Delany was the second-eldest of ten children born to the Rev. Henry Beard Delany (1858–1928), the first Black person elected Bishop of the Episcopal Church in the United States, and Nanny Logan Delany (1861–1956), an educator. Rev. Delany was born into slavery in St. Mary's, Georgia. Nanny Logan Delany was born in a community then known as Yak, Virginia, seven miles from Danville.
Sadie Delany was born in what was then known as Lynch's Station, Virginia, at the home of her mother's sister, Eliza Logan. She was raised on the campus of St. Augustine's School (now University) in Raleigh, North Carolina, where her father was the Vice-Principal and her mother a teacher and administrator. Delany was a 1910 graduate of the school. In 1916, she moved to New York City where she attended Pratt Institute in Brooklyn, then transferred to Columbia University where she earned a bachelor's degree in education in 1920 and a master's of education in 1925. She was a New York City schoolteacher until her retirement in 1960. She was the first black person permitted to teach domestic science on the high school level in New York City.
The Delany Sisters

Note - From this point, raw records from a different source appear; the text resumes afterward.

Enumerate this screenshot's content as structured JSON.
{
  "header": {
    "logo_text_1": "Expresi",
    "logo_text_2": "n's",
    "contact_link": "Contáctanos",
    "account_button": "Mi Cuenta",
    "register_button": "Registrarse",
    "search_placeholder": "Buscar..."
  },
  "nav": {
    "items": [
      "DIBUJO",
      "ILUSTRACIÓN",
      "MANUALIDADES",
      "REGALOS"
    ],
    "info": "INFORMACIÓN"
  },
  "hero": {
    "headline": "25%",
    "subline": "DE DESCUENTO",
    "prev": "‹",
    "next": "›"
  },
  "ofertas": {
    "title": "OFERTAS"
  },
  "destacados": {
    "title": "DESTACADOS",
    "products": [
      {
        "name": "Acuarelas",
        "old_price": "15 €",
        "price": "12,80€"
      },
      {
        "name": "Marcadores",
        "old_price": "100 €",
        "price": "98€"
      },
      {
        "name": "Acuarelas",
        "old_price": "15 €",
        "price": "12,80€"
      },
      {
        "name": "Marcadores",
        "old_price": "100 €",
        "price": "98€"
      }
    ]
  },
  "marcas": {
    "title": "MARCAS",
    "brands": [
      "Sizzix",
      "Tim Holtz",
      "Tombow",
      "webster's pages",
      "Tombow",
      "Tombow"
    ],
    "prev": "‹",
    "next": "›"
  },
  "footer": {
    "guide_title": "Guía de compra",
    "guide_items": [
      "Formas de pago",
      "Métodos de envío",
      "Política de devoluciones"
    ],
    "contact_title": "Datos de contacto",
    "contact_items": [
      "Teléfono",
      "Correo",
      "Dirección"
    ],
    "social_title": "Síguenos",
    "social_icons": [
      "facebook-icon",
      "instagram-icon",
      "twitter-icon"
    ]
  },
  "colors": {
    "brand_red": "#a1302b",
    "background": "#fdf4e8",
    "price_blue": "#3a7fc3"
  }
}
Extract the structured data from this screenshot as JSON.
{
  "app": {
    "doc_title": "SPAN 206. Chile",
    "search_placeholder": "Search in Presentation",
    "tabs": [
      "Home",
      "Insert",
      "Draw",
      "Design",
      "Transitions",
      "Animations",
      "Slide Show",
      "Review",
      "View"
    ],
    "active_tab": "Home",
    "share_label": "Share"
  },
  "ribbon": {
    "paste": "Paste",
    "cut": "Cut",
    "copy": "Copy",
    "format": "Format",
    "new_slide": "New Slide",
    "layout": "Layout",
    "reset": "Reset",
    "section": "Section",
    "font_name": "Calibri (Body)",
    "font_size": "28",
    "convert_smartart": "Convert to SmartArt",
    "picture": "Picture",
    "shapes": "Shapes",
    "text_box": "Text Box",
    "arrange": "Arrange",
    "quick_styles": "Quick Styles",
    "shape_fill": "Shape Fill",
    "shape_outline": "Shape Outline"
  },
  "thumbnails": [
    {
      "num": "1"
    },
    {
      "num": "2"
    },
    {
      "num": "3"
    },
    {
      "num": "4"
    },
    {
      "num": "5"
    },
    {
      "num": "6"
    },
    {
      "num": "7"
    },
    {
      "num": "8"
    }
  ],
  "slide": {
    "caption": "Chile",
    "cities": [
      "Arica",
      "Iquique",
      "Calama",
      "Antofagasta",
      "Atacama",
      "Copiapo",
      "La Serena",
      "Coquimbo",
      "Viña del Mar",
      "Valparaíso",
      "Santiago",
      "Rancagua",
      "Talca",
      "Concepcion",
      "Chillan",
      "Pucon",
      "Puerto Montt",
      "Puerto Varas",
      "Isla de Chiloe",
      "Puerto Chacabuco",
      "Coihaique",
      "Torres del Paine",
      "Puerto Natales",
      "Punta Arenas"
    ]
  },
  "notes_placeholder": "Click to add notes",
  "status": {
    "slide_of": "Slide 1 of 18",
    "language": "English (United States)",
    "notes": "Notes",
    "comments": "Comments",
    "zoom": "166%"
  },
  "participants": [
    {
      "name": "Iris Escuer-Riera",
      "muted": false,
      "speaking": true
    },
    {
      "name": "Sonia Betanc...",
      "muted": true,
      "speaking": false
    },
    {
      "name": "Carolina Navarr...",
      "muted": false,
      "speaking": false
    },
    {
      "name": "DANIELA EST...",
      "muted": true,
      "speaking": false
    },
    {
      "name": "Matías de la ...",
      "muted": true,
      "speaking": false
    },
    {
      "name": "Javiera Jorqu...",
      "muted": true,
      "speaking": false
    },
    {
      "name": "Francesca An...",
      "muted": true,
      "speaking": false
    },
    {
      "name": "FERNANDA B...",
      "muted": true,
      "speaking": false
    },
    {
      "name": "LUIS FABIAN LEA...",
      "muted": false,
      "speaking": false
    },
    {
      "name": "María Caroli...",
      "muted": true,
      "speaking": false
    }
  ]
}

In 1991, Delany and her sister Bessie were interviewed by journalist Amy Hill Hearth, who wrote a feature story about them for The New York Times. A New York book publisher read Hearth's newspaper story and asked her to write a full-length book on the sisters. Ms. Hearth and the sisters worked closely for two years to create the book, an oral history called Having Our Say: The Delany Sisters' First 100 Years, which dealt with the trials and tribulations the sisters had faced during their century of life. The book was on The New York Times bestseller lists for 105 weeks. It spawned a Broadway play in 1995 and a television film in 1999. Both the play and film adaptations were produced by Judith R. James and Dr. Camille O. Cosby.
In 1994, the sisters and Hearth published The Delany Sisters' Book of Everyday Wisdom, a follow-up to Having Our Say. After Bessie's death in 1995 at age 104, Sadie Delany and Hearth created a third book, On My Own At 107: Reflections on Life Without Bessie.
Her siblings were:
- Lemuel Thackara Delany (1887–1956)
- Annie Elizabeth (“Bessie”) Delany (1891–1995)
- Julia Emery Delany (1893–1974)
- Henry Delany, Jr. (1895–1991)
- Lucius Delany (1897–1969)
- William Manross Delany (1899–1955)
- Hubert Thomas Delany (1901–1990)
- Laura Edith Delany (1903–1993)
- Samuel Ray Delany (1906–1965)
Delany was the aunt of science fiction writer Samuel R. Delany Jr., the son of her youngest brother. Living Relative Families: Delany, Mickey, Stent, and Graham Families
- Delany, Sarah Louise; Delany, Annie Elizabeth; Hearth, Amy Hill (1993). Having Our Say: The Delany Sisters' First 100 Years (First ed.). New York: Kodansha International. ISBN 1-56836-010-X.
- Delany, Sarah Louise; Hearth, Amy Hill (1997). On My Own at 107: Reflections on Life Without Bessie (First ed.). New York: HarperSanFrancisco. ISBN 0-06-251485-7.
- "Sarah Louise "Sadie" Delany". Columbia250. Columbia University. Retrieved 2008-11-07.